As with all the other candidates who have officially thrown their hats in the ring, today we will take a serious look at Santorum and Pataki, and attempt to predict what their chances for victory could be.
The idea was to prevent chaos. Instead, efforts to control this season's Republican presidential primary debates have injected greater uncertainty into an already volatile process. With somewhere in the neighborhood of 20 candidates jockeying for position, the upcoming series of jousts is already beginning to resemble a survival-of-the-fittest reality show.
On Tuesday May 5th, Mike Huckabee, the former governor of Arkansas, announced his intent to run for President. This made him the sixth contender joining Ted Cruz, Marco Rubio, Rand Paul, Ben Carson, and Carly Fiorina in the competition for the Republican nomination.
While it is not uncommon for Republicans to have a cult-like infatuation with Reagan, Walker has been obsessed with him since starting the Jesus USA Club in elementary school, when his Baptist preacher father started saying his son had "the gift" for being a politician.
Wayne New told the Post he supports left-leaning initiatives, like a plastic-bag fee, and he doesn't want to get into partisan scrapping. Fair enough. But it's not a partisan attack to want to know why Wayne New donated to Cory Gardner. It's a substantive question.
Each year about 60 times more Americans die from boating than from abortion. While the risks are not directly comparable, having a boat is clearly more dangerous than having an abortion. Hence, more boating regulations are needed.
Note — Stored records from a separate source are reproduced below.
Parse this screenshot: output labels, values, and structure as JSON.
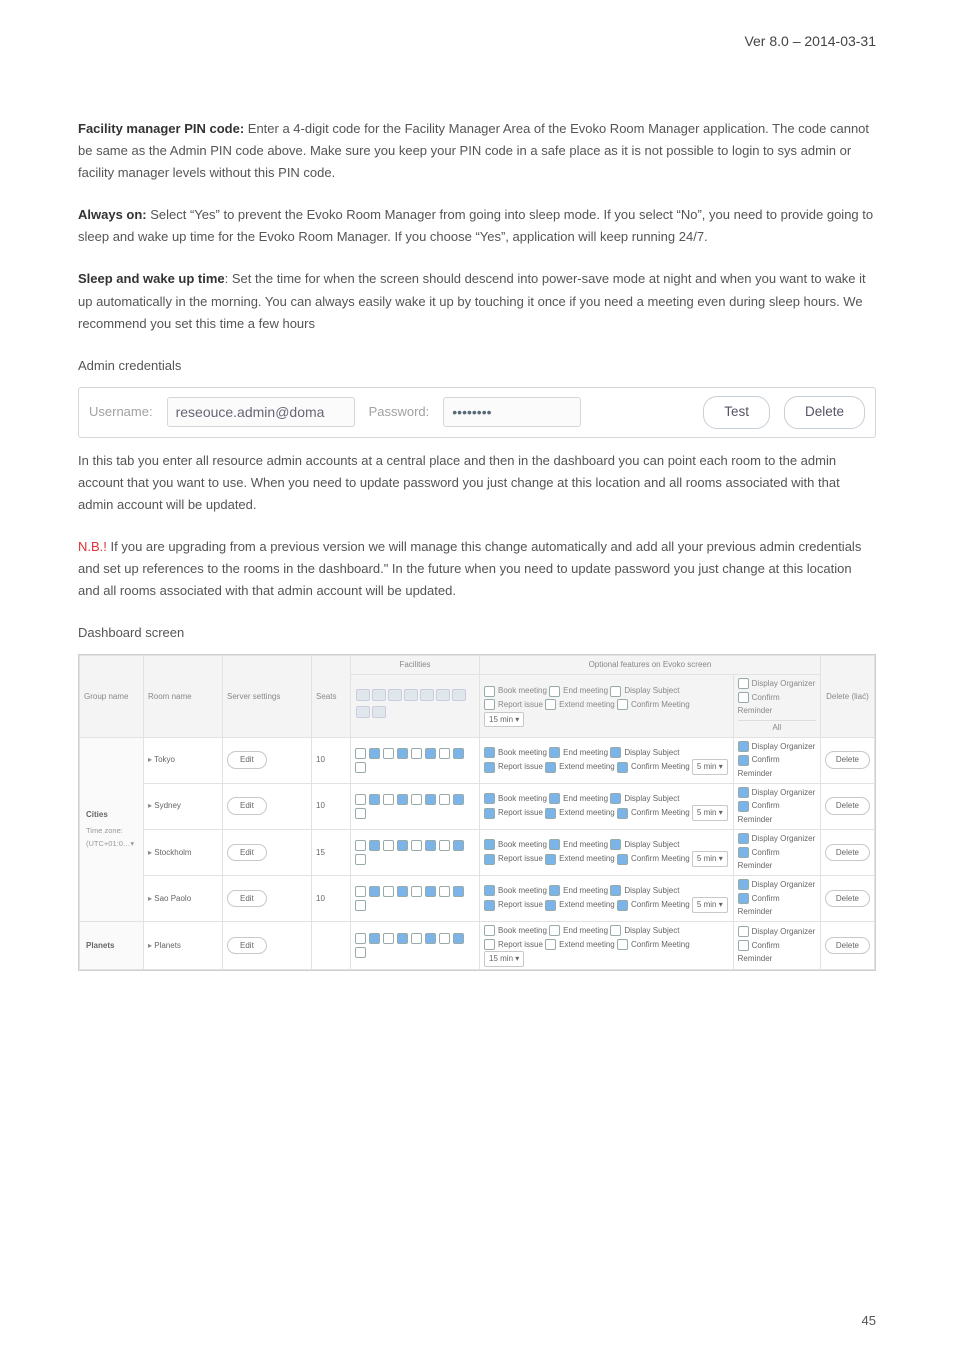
{
  "version": "Ver 8.0 – 2014-03-31",
  "para_pin": {
    "b": "Facility manager PIN code:",
    "t": " Enter a 4-digit code for the Facility Manager Area of the Evoko Room Manager application. The code cannot be same as the Admin PIN code above. Make sure you keep your PIN code in a safe place as it is not possible to login to sys admin or facility manager levels without this PIN code."
  },
  "para_always": {
    "b": "Always on:",
    "t": " Select “Yes” to prevent the Evoko Room Manager from going into sleep mode. If you select “No”, you need to provide going to sleep and wake up time for the Evoko Room Manager. If you choose “Yes”, application will keep running 24/7."
  },
  "para_sleep": {
    "b": "Sleep and wake up time",
    "t": ": Set the time for when the screen should descend into power-save mode at night and when you want to wake it up automatically in the morning. You can always easily wake it up by touching it once if you need a meeting even during sleep hours. We recommend you set this time a few hours"
  },
  "admin_creds_heading": "Admin credentials",
  "cred": {
    "un_label": "Username:",
    "un_value": "reseouce.admin@doma",
    "pw_label": "Password:",
    "pw_value": "••••••••",
    "test": "Test",
    "delete": "Delete"
  },
  "para_tab": "In this tab you enter all resource admin accounts at a central place and then in the dashboard you can point each room to the admin account that you want to use. When you need to update password you just change at this location and all rooms associated with that admin account will be updated.",
  "para_nb": {
    "nb": "N.B.!",
    "t": " If you are upgrading from a previous version we will manage this change automatically and add all your previous admin credentials and set up references to the rooms in the dashboard.\" In the future when you need to update password you just change at this location and all rooms associated with that admin account will be updated."
  },
  "dashboard_heading": "Dashboard screen",
  "dash": {
    "cols": {
      "group": "Group name",
      "room": "Room name",
      "server": "Server settings",
      "seats": "Seats",
      "facilities": "Facilities",
      "optional": "Optional features on Evoko screen",
      "delete": "Delete (liać)"
    },
    "opt_labels": {
      "book": "Book meeting",
      "end": "End meeting",
      "subj": "Display Subject",
      "org": "Display Organizer",
      "report": "Report issue",
      "extend": "Extend meeting",
      "confirm": "Confirm Meeting",
      "confrem": "Confirm Reminder",
      "min5": "5 min ▾",
      "min15": "15 min ▾",
      "all": "All"
    },
    "groups": [
      {
        "name": "Cities",
        "tz": "Time zone: (UTC+01:0…▾"
      },
      {
        "name": "Planets"
      }
    ],
    "rows": [
      {
        "group": 0,
        "arrow": "▸",
        "room": "Tokyo",
        "seats": "10"
      },
      {
        "group": 0,
        "arrow": "▸",
        "room": "Sydney",
        "seats": "10"
      },
      {
        "group": 0,
        "arrow": "▸",
        "room": "Stockholm",
        "seats": "15"
      },
      {
        "group": 0,
        "arrow": "▸",
        "room": "Sao Paolo",
        "seats": "10"
      },
      {
        "group": 1,
        "arrow": "▸",
        "room": "Planets",
        "seats": ""
      }
    ],
    "edit": "Edit",
    "delete_btn": "Delete"
  },
  "page_number": "45"
}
Climate change is happening and its effects most likely will be exceedingly potent in primarily the red states of the South and Midwest. As the map below indicates, the most costly natural disasters have been in these regions and the trend is only projected to get worse.
Today, the Earth got a little hotter and a little more crowded.
Nothing illustrates better the moral and intellectual bankruptcy of the Republican war hawks who call themselves presidential candidates than their attempts to whitewash the history of how this nation went to war in Iraq.
While most Republicans think there is no role for government in job creation, some of our best Presidents have proven otherwise. FDR knew the importance of government when he created the New Deal that brought America out of a deep depression.
In the month and half since Hillary Clinton announced her candidacy for President, it has become evident that she will not make the same mistakes as she did in 2008.